Ho Che Anderson Donates Collection to Billy Ireland Cartoon Library & Museum

Painting depicting a young Martin Luther King Jr. next to an American flag

Original painting by Ho Che Anderson for “King” book cover.

COLUMBUS – Cartoonist Ho Che Anderson has donated all of the original art, paintings and manuscript material from his graphic novel King: A Comics Biography Of Martin Luther King, Jr. to The Billy Ireland Cartoon Library & Museum.

King is a raw, energetic and compelling graphic narrative that chronicles the complex life and tragic death of the celebrated Civil Rights leader and icon. Anderson spent more than 10 years researching and producing King, which was originally published by Fantagraphics in three volumes released in 1993, 2002 and 2003. This donation contains the script drafts, notebooks, preliminary sketches, press clippings and publisher correspondence that culminated in this renowned work.

Anderson was born in London, and resides in Toronto, Canada. About the donation he said, “King being an American story, I liked the idea of donating to an American archive, even though I’m a Canadian. I reached out to Billy Ireland and was relieved when they expressed enthusiasm for taking the collection off my hands. Later, I got the opportunity to visit the museum in person and knew immediately I’d made the right choice.” Anderson was a special guest at the annual Cartoon Crossroads Columbus (CXC) festival in 2019.

Other works by Ho Che Anderson include Godhead, Wise Son and the White Wolf, Scream Queen, I Want to Be Your Dog and Sand and Fury. His publisher at Fantagraphics, Gary Groth, said, “Working with and publishing Ho Che Anderson has been one of the most rewarding associations of my life in comics, personally and professionally.

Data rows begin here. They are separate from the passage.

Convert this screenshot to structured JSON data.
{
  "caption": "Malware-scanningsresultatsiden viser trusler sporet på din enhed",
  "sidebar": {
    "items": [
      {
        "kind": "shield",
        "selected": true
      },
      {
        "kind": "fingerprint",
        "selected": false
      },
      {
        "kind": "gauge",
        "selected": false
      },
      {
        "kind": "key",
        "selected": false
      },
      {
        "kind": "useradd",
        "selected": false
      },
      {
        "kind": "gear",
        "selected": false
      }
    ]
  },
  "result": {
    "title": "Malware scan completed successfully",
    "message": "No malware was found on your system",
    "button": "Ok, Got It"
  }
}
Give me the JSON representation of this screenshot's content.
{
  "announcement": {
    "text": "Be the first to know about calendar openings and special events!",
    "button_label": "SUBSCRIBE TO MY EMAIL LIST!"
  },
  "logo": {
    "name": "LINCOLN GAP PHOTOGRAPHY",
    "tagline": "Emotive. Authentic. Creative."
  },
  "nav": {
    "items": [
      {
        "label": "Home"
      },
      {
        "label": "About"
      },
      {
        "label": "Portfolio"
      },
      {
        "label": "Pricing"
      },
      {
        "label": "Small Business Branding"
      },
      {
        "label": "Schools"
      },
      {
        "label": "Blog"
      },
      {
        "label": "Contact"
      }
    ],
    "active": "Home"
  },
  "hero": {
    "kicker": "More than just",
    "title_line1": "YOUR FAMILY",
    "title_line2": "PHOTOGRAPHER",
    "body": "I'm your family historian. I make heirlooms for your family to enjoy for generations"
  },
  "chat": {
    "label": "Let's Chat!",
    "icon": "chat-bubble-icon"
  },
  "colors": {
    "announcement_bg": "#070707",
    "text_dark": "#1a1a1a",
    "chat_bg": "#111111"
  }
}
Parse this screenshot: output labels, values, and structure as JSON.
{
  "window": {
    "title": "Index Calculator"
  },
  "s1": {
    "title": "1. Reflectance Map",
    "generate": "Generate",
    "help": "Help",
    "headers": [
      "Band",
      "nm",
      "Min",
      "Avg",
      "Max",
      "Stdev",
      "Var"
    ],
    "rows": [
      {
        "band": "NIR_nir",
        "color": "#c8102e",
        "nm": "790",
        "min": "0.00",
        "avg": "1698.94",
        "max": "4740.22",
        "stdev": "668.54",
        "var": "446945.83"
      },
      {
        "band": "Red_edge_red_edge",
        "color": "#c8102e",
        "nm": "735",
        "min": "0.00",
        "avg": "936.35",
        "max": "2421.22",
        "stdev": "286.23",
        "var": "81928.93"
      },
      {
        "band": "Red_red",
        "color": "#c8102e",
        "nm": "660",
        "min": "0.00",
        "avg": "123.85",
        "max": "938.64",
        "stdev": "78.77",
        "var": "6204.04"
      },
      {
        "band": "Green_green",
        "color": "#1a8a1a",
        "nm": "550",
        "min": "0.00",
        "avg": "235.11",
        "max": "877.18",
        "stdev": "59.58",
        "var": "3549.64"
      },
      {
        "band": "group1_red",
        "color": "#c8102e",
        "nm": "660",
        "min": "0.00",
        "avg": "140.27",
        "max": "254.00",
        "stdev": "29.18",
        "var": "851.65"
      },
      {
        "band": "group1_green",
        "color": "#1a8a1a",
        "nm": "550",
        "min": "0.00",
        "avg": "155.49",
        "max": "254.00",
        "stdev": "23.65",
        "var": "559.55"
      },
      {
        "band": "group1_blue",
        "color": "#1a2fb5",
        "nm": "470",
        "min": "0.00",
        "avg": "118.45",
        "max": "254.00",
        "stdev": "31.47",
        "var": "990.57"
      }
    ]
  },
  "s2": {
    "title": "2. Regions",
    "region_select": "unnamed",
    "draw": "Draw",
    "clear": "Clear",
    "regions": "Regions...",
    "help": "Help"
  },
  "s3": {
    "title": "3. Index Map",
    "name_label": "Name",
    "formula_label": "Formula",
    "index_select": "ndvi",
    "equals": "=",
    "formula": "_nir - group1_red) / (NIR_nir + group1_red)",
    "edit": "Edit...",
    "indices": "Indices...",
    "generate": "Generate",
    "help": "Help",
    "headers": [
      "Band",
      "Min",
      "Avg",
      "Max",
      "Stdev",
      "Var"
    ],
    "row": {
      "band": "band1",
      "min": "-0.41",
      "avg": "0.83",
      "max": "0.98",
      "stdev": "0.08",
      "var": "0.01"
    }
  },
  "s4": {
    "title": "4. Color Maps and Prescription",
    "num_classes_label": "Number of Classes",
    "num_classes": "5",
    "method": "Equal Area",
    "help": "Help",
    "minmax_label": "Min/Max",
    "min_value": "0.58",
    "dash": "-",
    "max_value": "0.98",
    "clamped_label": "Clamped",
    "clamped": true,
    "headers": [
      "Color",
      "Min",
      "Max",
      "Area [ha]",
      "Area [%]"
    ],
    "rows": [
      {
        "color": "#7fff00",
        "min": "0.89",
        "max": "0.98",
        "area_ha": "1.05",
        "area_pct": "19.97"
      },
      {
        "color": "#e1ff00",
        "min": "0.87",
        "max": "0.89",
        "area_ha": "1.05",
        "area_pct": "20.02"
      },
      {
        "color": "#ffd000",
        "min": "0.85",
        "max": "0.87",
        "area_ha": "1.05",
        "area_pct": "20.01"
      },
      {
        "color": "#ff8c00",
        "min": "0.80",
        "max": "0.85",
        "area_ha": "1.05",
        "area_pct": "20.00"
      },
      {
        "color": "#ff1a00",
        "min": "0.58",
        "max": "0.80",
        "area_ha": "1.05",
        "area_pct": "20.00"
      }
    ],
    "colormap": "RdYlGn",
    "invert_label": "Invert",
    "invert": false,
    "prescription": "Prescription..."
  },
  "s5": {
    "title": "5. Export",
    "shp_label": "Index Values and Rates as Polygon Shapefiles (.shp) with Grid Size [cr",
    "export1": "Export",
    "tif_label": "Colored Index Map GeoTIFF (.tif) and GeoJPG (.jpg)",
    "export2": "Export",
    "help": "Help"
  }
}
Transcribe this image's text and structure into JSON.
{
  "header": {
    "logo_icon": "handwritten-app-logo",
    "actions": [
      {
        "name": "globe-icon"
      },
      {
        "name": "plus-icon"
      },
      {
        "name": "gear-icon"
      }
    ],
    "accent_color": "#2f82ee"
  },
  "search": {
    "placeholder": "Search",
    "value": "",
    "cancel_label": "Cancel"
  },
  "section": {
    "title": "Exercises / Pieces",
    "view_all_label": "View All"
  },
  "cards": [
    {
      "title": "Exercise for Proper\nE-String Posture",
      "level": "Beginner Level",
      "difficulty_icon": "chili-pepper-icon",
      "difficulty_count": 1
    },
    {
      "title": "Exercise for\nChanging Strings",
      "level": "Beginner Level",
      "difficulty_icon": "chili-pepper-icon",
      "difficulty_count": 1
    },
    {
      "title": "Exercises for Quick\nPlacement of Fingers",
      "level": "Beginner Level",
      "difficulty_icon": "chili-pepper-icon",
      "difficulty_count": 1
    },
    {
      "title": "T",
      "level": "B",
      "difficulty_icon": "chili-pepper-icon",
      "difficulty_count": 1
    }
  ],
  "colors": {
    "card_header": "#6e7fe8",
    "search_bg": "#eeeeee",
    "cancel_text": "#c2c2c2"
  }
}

Ho has always tackled his creative work with a ferocious passion and integrity and a restless formal and stylistic experimentation. I reflect with great pride on publishing Ho throughout his career from his earliest work, such as King and Black Dogs through his current project Godhead.”

“Works like King,” Jenny Robb, curator of the Billy Ireland Cartoon Library & Museum said, “give us a fresh and vivid perspective on historic events, bringing them to life in a way that is both powerful and challenging for the reader. Anderson’s work shows how comics could be successfully utilized to present a complex, critical, yet compassionate biography of a major cultural figure. We are so honored to be entrusted with preserving this essential work. The inclusion of Anderson’s manuscript materials is a gift to researchers that will surely be utilized for years to come.”

Anderson added “I’m thrilled by the idea […] that a cartoonist’s work can be preserved until the sun goes supernova and offer the succeeding generations a means of education, inspiration and the thrill of viewing original comic book art.”

To learn more about the Billy Ireland Cartoon Library & Museum and view the collections, visit

Comic book script from the special edition of “King”